- **Exercise goal**:
Match on the string "this" in the entries below and return every matching line.

- - - - -

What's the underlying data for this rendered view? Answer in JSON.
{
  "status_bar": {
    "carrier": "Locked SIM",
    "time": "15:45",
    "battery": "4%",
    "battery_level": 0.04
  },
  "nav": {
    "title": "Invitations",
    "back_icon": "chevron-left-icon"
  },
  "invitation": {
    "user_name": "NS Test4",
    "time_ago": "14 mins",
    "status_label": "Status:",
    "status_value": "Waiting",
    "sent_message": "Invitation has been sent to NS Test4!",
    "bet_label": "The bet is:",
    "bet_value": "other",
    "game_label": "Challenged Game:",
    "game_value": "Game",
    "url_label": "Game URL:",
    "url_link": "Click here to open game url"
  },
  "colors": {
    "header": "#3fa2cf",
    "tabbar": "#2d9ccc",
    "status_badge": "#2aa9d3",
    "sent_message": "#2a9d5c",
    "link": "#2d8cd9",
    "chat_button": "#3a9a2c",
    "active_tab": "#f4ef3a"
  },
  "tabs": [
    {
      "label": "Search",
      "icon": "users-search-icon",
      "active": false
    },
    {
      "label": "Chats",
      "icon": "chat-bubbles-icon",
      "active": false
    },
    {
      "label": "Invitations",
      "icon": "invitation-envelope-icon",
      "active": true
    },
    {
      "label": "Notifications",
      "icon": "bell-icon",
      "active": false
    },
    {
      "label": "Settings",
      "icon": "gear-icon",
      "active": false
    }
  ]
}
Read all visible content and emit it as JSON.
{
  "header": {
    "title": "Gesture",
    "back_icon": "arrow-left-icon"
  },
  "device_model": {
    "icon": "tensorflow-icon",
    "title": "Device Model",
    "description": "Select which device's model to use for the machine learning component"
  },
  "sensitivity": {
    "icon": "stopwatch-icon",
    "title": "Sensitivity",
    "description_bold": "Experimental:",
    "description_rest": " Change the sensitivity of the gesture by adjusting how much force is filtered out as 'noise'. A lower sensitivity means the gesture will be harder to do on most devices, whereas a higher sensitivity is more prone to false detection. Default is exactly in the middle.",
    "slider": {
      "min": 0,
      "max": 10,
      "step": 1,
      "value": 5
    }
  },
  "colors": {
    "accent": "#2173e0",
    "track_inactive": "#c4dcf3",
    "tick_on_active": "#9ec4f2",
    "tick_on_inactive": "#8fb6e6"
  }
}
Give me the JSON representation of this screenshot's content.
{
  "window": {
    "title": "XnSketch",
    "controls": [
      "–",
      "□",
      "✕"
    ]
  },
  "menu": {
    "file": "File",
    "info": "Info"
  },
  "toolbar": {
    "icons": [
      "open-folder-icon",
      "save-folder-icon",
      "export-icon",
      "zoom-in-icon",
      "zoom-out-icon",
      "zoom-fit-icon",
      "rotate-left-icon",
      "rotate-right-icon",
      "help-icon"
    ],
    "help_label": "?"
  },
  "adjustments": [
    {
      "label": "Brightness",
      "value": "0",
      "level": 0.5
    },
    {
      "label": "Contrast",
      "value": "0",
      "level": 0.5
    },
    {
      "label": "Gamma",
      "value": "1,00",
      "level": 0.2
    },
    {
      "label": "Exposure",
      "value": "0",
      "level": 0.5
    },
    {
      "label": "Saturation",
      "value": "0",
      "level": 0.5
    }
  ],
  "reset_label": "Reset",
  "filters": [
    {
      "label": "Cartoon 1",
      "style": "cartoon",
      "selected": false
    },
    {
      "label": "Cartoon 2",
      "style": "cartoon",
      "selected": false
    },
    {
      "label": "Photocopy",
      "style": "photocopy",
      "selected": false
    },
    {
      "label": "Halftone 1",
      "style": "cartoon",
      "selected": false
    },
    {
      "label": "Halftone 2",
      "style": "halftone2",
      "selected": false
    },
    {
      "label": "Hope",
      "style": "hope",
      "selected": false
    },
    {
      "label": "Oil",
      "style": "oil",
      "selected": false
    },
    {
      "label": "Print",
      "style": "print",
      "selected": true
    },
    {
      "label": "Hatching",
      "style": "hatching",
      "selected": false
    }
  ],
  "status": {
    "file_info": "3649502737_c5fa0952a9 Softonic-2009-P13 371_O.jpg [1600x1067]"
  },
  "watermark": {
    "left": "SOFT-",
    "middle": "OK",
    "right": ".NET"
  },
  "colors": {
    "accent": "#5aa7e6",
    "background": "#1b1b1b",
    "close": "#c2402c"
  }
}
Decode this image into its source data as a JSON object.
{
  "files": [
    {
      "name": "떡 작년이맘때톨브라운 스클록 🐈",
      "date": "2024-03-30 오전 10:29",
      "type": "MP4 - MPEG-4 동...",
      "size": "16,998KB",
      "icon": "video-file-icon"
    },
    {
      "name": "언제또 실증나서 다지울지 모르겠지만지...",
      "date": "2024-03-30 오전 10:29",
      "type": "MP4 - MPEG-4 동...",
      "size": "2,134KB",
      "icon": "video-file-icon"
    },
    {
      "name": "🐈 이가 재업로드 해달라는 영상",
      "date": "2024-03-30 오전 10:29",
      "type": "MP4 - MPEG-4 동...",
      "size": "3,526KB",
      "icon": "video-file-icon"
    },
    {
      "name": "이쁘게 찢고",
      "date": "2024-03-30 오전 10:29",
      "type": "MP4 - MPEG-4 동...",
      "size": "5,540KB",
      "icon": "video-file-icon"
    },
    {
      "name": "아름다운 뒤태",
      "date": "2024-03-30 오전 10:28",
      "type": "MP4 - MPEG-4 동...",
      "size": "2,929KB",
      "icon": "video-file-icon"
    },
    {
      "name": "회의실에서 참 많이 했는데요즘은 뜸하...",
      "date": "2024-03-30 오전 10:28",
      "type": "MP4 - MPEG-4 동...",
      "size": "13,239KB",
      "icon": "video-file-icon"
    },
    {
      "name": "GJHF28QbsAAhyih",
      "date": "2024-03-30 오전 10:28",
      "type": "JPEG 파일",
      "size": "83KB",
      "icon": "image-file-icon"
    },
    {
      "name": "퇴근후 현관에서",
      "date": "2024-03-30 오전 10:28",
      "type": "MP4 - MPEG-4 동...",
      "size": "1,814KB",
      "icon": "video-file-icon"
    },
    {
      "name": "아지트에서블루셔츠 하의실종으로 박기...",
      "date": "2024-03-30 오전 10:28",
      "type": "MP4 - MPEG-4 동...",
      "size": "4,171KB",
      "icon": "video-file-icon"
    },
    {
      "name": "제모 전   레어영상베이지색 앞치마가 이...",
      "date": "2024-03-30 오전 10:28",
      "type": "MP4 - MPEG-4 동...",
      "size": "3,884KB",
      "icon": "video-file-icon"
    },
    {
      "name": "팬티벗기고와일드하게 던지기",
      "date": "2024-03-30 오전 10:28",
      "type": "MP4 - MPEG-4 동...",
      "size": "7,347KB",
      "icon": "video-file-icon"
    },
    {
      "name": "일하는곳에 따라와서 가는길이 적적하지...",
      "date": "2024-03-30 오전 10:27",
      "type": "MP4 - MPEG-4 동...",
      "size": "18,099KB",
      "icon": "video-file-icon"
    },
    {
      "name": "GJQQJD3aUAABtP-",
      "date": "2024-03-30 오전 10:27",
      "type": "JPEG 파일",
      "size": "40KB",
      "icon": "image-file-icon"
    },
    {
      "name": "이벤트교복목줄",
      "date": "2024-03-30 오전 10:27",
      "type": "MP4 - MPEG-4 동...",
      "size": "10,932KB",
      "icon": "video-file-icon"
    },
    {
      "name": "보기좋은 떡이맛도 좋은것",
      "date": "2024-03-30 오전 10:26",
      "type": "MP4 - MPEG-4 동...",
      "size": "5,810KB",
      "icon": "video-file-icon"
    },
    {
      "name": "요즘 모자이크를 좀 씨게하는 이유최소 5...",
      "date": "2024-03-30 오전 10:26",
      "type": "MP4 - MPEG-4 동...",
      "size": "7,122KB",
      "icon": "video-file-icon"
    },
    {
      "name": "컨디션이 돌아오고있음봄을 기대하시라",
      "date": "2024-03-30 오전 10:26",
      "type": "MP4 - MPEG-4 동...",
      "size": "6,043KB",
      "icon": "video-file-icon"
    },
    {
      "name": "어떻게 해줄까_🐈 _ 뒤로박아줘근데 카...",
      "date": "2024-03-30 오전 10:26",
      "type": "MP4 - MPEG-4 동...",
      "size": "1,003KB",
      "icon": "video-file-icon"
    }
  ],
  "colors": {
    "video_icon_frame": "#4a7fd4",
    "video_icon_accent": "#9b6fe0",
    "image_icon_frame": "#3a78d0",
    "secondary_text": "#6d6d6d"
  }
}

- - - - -

- **Solved problem**:
What's the underlying data for this rendered view? Answer in JSON.
Give me the JSON representation of this screenshot's content.
Decode this image into its source data as a JSON object.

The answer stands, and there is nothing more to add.